The problem:
For each line below, check for the word "BEGIN", then state how many lines contain it, with no other output.

App and web page records:

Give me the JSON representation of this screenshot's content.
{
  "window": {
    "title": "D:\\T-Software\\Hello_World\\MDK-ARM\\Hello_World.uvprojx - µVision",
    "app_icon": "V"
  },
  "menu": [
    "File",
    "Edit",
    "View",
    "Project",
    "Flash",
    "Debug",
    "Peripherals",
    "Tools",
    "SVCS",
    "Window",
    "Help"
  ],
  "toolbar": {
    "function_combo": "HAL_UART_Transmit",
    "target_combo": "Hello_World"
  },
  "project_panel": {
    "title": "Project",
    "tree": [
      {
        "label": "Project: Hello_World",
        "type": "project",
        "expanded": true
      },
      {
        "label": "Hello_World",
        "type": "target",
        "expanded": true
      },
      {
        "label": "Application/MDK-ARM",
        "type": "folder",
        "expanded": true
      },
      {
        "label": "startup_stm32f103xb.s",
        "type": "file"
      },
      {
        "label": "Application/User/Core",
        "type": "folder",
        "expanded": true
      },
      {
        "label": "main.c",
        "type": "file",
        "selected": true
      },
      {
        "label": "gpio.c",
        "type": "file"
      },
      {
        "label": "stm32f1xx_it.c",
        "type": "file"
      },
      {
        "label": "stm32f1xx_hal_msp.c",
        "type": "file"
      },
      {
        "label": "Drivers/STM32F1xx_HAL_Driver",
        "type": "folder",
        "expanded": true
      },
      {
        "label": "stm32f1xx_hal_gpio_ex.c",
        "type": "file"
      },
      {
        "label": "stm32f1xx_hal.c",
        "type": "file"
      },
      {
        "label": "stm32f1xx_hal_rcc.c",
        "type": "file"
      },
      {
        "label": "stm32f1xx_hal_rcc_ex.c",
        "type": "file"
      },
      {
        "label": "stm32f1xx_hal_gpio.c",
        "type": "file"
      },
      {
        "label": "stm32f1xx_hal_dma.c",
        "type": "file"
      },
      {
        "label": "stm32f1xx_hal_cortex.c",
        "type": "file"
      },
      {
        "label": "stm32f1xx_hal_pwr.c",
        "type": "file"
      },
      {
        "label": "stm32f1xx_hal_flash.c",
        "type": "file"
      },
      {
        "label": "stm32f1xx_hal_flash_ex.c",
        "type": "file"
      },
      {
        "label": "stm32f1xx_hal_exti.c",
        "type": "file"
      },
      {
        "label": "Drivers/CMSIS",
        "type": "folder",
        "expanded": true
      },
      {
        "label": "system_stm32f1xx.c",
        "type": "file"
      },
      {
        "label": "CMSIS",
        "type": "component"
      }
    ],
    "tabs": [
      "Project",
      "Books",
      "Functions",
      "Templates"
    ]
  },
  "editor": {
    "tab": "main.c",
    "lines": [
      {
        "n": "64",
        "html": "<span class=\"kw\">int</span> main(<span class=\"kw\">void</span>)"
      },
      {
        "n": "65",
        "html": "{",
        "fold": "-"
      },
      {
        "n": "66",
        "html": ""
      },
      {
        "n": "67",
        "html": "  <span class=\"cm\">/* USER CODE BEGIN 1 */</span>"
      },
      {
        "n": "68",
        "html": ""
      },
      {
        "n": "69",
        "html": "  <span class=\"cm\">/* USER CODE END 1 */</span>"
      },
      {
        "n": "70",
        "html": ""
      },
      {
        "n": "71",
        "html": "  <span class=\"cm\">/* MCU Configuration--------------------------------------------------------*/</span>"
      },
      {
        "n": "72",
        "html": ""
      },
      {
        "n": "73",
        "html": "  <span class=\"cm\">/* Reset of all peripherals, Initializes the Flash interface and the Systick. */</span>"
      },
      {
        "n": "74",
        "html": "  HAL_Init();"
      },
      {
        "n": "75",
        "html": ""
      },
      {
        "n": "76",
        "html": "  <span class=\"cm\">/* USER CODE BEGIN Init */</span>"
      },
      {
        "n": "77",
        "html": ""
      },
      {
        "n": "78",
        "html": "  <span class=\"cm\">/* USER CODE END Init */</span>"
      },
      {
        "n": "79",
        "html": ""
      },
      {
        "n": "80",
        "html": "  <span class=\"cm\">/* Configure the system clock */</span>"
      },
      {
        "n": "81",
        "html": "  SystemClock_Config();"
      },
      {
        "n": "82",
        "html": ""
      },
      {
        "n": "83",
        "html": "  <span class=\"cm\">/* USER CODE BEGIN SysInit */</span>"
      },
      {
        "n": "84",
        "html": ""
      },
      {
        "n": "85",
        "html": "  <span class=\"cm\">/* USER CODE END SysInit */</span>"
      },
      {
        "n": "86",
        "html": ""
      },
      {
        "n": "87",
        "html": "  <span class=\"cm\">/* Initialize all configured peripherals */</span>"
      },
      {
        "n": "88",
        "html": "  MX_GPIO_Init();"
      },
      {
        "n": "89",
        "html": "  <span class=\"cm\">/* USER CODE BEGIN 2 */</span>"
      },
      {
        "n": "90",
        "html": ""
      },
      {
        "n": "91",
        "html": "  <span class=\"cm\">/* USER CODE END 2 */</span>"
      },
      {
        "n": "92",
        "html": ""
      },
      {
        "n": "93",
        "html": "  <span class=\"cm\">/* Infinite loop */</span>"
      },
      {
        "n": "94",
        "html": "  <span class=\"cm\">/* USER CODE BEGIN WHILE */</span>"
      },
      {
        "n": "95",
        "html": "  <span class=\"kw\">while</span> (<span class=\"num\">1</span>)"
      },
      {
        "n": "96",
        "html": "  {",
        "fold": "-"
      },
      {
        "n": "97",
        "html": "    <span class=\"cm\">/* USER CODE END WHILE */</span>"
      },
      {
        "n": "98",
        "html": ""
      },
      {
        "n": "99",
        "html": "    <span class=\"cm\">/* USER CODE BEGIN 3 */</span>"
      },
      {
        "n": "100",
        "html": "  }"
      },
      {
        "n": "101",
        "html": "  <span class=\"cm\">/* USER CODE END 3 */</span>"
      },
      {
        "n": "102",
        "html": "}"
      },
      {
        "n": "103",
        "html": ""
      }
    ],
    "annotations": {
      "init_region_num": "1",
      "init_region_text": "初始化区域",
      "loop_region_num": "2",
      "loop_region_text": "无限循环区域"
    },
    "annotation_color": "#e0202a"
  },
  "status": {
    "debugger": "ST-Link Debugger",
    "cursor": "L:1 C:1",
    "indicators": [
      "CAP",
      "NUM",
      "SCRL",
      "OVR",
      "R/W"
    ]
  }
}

Task solution:
6